→ **WHAT THIS TASK INVOLVES**: Go through the lines below and copy any that hold the string "false".
Start of DATA PROVIDED
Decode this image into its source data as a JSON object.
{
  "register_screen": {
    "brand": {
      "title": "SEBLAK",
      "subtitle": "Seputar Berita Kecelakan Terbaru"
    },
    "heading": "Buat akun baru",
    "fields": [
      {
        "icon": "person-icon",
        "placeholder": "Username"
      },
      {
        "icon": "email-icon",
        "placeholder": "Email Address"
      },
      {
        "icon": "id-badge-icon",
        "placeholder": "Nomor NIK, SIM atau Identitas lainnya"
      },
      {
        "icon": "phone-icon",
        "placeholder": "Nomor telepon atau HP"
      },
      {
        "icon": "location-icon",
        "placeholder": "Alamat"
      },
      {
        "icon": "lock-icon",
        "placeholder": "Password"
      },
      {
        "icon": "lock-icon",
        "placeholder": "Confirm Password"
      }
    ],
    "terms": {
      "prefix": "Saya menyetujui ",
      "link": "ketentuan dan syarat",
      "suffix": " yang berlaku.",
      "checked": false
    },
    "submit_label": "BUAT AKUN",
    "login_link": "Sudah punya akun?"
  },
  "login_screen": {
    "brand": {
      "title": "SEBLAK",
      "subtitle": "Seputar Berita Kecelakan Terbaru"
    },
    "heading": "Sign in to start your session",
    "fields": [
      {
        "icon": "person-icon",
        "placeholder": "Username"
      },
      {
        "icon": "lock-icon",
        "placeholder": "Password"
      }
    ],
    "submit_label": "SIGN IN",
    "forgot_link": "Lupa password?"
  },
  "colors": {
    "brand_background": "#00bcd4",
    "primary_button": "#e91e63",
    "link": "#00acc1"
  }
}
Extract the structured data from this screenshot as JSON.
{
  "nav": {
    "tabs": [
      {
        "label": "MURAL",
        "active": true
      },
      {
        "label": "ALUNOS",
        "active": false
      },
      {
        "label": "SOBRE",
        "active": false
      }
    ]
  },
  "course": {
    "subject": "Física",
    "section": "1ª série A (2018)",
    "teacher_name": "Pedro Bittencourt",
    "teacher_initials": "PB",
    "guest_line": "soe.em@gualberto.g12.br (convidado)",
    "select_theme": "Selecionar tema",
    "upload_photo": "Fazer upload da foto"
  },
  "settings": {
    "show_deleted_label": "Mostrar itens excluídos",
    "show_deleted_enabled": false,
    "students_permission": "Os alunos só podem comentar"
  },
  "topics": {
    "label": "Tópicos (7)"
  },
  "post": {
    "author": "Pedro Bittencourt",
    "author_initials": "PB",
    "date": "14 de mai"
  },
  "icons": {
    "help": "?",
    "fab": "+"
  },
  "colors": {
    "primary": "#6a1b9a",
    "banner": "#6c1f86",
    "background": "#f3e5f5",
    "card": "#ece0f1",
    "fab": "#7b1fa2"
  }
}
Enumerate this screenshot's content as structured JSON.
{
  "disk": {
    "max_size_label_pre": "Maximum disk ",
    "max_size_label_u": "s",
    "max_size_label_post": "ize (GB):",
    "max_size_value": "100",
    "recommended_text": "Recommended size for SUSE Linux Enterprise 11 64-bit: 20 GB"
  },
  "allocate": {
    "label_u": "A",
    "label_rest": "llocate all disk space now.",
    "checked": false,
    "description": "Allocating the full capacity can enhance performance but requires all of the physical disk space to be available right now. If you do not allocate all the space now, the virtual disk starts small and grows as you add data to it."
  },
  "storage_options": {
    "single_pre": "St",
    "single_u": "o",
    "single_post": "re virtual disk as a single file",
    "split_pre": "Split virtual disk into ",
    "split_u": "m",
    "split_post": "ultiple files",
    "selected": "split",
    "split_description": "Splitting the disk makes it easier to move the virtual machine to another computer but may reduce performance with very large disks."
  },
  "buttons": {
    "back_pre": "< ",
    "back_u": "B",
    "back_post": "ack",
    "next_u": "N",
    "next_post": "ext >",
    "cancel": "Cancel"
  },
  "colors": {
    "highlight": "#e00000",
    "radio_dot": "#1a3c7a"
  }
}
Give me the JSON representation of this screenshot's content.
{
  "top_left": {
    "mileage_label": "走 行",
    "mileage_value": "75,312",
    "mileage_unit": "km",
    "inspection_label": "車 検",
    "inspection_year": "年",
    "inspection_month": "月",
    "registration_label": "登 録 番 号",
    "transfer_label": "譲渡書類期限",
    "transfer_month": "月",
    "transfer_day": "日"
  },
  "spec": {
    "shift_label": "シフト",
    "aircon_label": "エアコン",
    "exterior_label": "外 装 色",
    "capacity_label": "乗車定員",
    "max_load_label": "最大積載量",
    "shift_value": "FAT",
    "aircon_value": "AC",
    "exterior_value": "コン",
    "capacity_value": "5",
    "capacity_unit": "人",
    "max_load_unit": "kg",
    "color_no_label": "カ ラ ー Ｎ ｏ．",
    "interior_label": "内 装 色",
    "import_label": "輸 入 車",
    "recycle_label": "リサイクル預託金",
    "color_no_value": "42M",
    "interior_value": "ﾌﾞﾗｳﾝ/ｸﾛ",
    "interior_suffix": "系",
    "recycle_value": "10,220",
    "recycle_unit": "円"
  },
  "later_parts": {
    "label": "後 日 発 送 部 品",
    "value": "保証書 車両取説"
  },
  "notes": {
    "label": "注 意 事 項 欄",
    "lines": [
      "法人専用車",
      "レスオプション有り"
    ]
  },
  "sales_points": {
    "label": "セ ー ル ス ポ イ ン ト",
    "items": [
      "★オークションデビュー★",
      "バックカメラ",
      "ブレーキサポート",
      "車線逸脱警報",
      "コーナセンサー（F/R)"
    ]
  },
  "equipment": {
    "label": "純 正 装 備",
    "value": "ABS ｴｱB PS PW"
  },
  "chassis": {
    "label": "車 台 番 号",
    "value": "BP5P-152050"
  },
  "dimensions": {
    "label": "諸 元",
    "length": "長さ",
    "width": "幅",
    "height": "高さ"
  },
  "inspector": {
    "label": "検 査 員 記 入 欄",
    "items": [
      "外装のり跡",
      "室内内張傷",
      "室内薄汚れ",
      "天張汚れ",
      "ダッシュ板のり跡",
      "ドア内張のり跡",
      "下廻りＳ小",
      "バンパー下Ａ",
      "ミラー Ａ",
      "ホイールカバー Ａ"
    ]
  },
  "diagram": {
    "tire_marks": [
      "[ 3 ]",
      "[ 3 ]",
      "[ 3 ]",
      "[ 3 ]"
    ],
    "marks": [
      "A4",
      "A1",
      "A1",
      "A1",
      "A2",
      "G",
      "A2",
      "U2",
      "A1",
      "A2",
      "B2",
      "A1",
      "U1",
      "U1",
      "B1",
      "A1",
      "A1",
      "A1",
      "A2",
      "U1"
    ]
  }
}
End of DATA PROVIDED
→ **SOLUTION**:
      "checked": false
        "active": false
        "active": false
    "show_deleted_enabled": false,
    "checked": false,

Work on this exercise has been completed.